:: Work task ::
Word for word, reproduce every line of the data.

:: The data ::

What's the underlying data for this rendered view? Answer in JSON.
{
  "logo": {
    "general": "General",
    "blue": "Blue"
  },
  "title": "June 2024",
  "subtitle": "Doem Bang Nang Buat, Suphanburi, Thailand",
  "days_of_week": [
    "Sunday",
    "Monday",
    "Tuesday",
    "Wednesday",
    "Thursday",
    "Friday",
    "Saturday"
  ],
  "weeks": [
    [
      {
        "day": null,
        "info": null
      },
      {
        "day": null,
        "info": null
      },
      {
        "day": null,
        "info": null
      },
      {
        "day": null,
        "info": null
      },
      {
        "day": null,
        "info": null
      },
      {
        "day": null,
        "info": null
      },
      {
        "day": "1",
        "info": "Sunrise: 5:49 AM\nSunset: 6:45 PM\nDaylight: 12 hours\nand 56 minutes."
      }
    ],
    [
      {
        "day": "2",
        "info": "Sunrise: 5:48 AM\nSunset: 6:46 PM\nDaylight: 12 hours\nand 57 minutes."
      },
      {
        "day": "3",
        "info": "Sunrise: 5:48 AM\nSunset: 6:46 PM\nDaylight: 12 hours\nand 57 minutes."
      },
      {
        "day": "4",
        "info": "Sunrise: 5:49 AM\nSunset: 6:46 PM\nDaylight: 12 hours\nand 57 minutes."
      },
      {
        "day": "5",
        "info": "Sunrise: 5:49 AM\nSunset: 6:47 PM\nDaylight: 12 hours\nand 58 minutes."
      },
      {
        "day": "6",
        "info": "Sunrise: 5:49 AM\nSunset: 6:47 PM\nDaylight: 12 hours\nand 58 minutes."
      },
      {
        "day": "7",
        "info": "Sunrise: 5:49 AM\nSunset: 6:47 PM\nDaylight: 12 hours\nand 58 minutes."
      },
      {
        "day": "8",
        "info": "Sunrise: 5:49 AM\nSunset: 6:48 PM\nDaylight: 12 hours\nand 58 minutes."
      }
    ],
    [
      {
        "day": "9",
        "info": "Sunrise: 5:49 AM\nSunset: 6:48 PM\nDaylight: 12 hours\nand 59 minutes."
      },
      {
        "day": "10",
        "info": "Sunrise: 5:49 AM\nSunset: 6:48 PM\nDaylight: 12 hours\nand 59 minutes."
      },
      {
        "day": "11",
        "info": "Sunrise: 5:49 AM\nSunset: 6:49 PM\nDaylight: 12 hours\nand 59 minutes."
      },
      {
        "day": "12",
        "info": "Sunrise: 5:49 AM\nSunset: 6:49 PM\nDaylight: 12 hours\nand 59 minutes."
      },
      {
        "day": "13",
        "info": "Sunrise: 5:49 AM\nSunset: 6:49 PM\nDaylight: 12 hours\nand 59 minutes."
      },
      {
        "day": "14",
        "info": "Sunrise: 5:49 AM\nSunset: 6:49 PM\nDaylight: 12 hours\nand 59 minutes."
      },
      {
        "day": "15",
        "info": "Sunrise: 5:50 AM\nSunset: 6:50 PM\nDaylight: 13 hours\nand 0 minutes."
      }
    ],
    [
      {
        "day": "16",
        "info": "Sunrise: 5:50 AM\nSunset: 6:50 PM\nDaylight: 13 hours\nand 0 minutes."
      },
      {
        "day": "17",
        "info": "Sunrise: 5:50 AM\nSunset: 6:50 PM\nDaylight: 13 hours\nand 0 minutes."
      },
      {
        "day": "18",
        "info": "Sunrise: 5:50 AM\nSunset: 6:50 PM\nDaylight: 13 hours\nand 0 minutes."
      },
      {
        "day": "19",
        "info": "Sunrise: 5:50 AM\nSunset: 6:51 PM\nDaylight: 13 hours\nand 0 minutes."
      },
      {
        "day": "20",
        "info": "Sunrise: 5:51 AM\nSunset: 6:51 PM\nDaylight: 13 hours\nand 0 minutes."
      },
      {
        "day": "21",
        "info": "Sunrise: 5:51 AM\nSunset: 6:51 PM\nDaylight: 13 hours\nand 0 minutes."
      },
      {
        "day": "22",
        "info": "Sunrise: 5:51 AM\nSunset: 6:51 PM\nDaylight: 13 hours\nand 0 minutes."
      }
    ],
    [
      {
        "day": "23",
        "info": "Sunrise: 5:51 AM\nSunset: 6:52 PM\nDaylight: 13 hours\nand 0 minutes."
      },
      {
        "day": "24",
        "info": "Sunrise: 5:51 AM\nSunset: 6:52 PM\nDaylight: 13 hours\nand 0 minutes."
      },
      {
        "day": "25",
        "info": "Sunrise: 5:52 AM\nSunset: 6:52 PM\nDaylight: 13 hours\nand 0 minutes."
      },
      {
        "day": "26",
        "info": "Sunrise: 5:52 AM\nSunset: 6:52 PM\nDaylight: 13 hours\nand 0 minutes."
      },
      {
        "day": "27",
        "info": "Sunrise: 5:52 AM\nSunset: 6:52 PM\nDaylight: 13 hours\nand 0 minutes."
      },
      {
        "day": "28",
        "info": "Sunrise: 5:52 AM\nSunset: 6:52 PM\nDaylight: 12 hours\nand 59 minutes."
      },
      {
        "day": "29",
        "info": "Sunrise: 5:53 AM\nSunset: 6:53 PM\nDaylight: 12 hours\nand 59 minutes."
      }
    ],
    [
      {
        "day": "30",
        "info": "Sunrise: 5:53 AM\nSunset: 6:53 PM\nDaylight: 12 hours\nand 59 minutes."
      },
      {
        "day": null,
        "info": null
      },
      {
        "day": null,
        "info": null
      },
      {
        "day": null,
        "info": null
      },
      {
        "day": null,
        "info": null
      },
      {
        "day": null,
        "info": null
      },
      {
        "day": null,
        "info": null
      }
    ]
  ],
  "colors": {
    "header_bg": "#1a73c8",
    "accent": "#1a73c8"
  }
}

:: Task answer ::
What's the underlying data for this rendered view? Answer in JSON.
{
  "logo": {
    "general": "General",
    "blue": "Blue"
  },
  "title": "June 2024",
  "subtitle": "Doem Bang Nang Buat, Suphanburi, Thailand",
  "days_of_week": [
    "Sunday",
    "Monday",
    "Tuesday",
    "Wednesday",
    "Thursday",
    "Friday",
    "Saturday"
  ],
  "weeks": [
    [
      {
        "day": null,
        "info": null
      },
      {
        "day": null,
        "info": null
      },
      {
        "day": null,
        "info": null
      },
      {
        "day": null,
        "info": null
      },
      {
        "day": null,
        "info": null
      },
      {
        "day": null,
        "info": null
      },
      {
        "day": "1",
        "info": "Sunrise: 5:49 AM\nSunset: 6:45 PM\nDaylight: 12 hours\nand 56 minutes."
      }
    ],
    [
      {
        "day": "2",
        "info": "Sunrise: 5:48 AM\nSunset: 6:46 PM\nDaylight: 12 hours\nand 57 minutes."
      },
      {
        "day": "3",
        "info": "Sunrise: 5:48 AM\nSunset: 6:46 PM\nDaylight: 12 hours\nand 57 minutes."
      },
      {
        "day": "4",
        "info": "Sunrise: 5:49 AM\nSunset: 6:46 PM\nDaylight: 12 hours\nand 57 minutes."
      },
      {
        "day": "5",
        "info": "Sunrise: 5:49 AM\nSunset: 6:47 PM\nDaylight: 12 hours\nand 58 minutes."
      },
      {
        "day": "6",
        "info": "Sunrise: 5:49 AM\nSunset: 6:47 PM\nDaylight: 12 hours\nand 58 minutes."
      },
      {
        "day": "7",
        "info": "Sunrise: 5:49 AM\nSunset: 6:47 PM\nDaylight: 12 hours\nand 58 minutes."
      },
      {
        "day": "8",
        "info": "Sunrise: 5:49 AM\nSunset: 6:48 PM\nDaylight: 12 hours\nand 58 minutes."
      }
    ],
    [
      {
        "day": "9",
        "info": "Sunrise: 5:49 AM\nSunset: 6:48 PM\nDaylight: 12 hours\nand 59 minutes."
      },
      {
        "day": "10",
        "info": "Sunrise: 5:49 AM\nSunset: 6:48 PM\nDaylight: 12 hours\nand 59 minutes."
      },
      {
        "day": "11",
        "info": "Sunrise: 5:49 AM\nSunset: 6:49 PM\nDaylight: 12 hours\nand 59 minutes."
      },
      {
        "day": "12",
        "info": "Sunrise: 5:49 AM\nSunset: 6:49 PM\nDaylight: 12 hours\nand 59 minutes."
      },
      {
        "day": "13",
        "info": "Sunrise: 5:49 AM\nSunset: 6:49 PM\nDaylight: 12 hours\nand 59 minutes."
      },
      {
        "day": "14",
        "info": "Sunrise: 5:49 AM\nSunset: 6:49 PM\nDaylight: 12 hours\nand 59 minutes."
      },
      {
        "day": "15",
        "info": "Sunrise: 5:50 AM\nSunset: 6:50 PM\nDaylight: 13 hours\nand 0 minutes."
      }
    ],
    [
      {
        "day": "16",
        "info": "Sunrise: 5:50 AM\nSunset: 6:50 PM\nDaylight: 13 hours\nand 0 minutes."
      },
      {
        "day": "17",
        "info": "Sunrise: 5:50 AM\nSunset: 6:50 PM\nDaylight: 13 hours\nand 0 minutes."
      },
      {
        "day": "18",
        "info": "Sunrise: 5:50 AM\nSunset: 6:50 PM\nDaylight: 13 hours\nand 0 minutes."
      },
      {
        "day": "19",
        "info": "Sunrise: 5:50 AM\nSunset: 6:51 PM\nDaylight: 13 hours\nand 0 minutes."
      },
      {
        "day": "20",
        "info": "Sunrise: 5:51 AM\nSunset: 6:51 PM\nDaylight: 13 hours\nand 0 minutes."
      },
      {
        "day": "21",
        "info": "Sunrise: 5:51 AM\nSunset: 6:51 PM\nDaylight: 13 hours\nand 0 minutes."
      },
      {
        "day": "22",
        "info": "Sunrise: 5:51 AM\nSunset: 6:51 PM\nDaylight: 13 hours\nand 0 minutes."
      }
    ],
    [
      {
        "day": "23",
        "info": "Sunrise: 5:51 AM\nSunset: 6:52 PM\nDaylight: 13 hours\nand 0 minutes."
      },
      {
        "day": "24",
        "info": "Sunrise: 5:51 AM\nSunset: 6:52 PM\nDaylight: 13 hours\nand 0 minutes."
      },
      {
        "day": "25",
        "info": "Sunrise: 5:52 AM\nSunset: 6:52 PM\nDaylight: 13 hours\nand 0 minutes."
      },
      {
        "day": "26",
        "info": "Sunrise: 5:52 AM\nSunset: 6:52 PM\nDaylight: 13 hours\nand 0 minutes."
      },
      {
        "day": "27",
        "info": "Sunrise: 5:52 AM\nSunset: 6:52 PM\nDaylight: 13 hours\nand 0 minutes."
      },
      {
        "day": "28",
        "info": "Sunrise: 5:52 AM\nSunset: 6:52 PM\nDaylight: 12 hours\nand 59 minutes."
      },
      {
        "day": "29",
        "info": "Sunrise: 5:53 AM\nSunset: 6:53 PM\nDaylight: 12 hours\nand 59 minutes."
      }
    ],
    [
      {
        "day": "30",
        "info": "Sunrise: 5:53 AM\nSunset: 6:53 PM\nDaylight: 12 hours\nand 59 minutes."
      },
      {
        "day": null,
        "info": null
      },
      {
        "day": null,
        "info": null
      },
      {
        "day": null,
        "info": null
      },
      {
        "day": null,
        "info": null
      },
      {
        "day": null,
        "info": null
      },
      {
        "day": null,
        "info": null
      }
    ]
  ],
  "colors": {
    "header_bg": "#1a73c8",
    "accent": "#1a73c8"
  }
}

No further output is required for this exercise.